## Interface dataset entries
---+---

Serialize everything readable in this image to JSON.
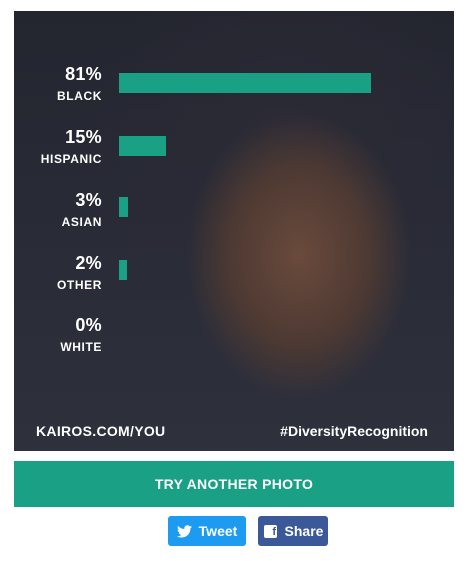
{
  "results": [
    {
      "percent": "81%",
      "label": "BLACK",
      "value": 81
    },
    {
      "percent": "15%",
      "label": "HISPANIC",
      "value": 15
    },
    {
      "percent": "3%",
      "label": "ASIAN",
      "value": 3
    },
    {
      "percent": "2%",
      "label": "OTHER",
      "value": 2
    },
    {
      "percent": "0%",
      "label": "WHITE",
      "value": 0
    }
  ],
  "footer": {
    "site": "KAIROS.COM/YOU",
    "hashtag": "#DiversityRecognition"
  },
  "actions": {
    "try_again": "TRY ANOTHER PHOTO",
    "tweet": "Tweet",
    "share": "Share"
  },
  "colors": {
    "accent": "#1aa085",
    "twitter": "#1d9bf0",
    "facebook": "#3b5998"
  },
  "icons": {
    "tweet": "twitter-bird-icon",
    "share": "facebook-icon"
  }
}
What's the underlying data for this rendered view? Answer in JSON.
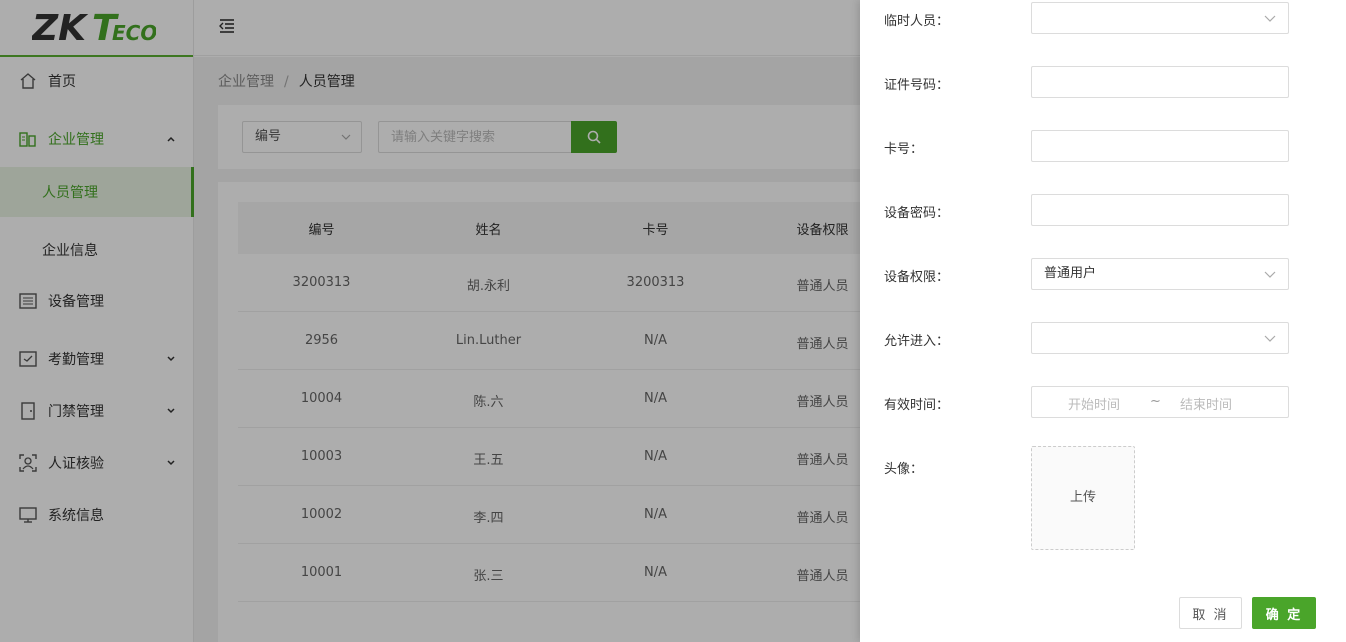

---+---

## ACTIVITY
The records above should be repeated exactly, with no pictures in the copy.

## EXPECTED ANSWER
Serialize everything readable in this image to JSON.
{
  "results": [
    {
      "percent": "81%",
      "label": "BLACK",
      "value": 81
    },
    {
      "percent": "15%",
      "label": "HISPANIC",
      "value": 15
    },
    {
      "percent": "3%",
      "label": "ASIAN",
      "value": 3
    },
    {
      "percent": "2%",
      "label": "OTHER",
      "value": 2
    },
    {
      "percent": "0%",
      "label": "WHITE",
      "value": 0
    }
  ],
  "footer": {
    "site": "KAIROS.COM/YOU",
    "hashtag": "#DiversityRecognition"
  },
  "actions": {
    "try_again": "TRY ANOTHER PHOTO",
    "tweet": "Tweet",
    "share": "Share"
  },
  "colors": {
    "accent": "#1aa085",
    "twitter": "#1d9bf0",
    "facebook": "#3b5998"
  },
  "icons": {
    "tweet": "twitter-bird-icon",
    "share": "facebook-icon"
  }
}
What's the underlying data for this rendered view? Answer in JSON.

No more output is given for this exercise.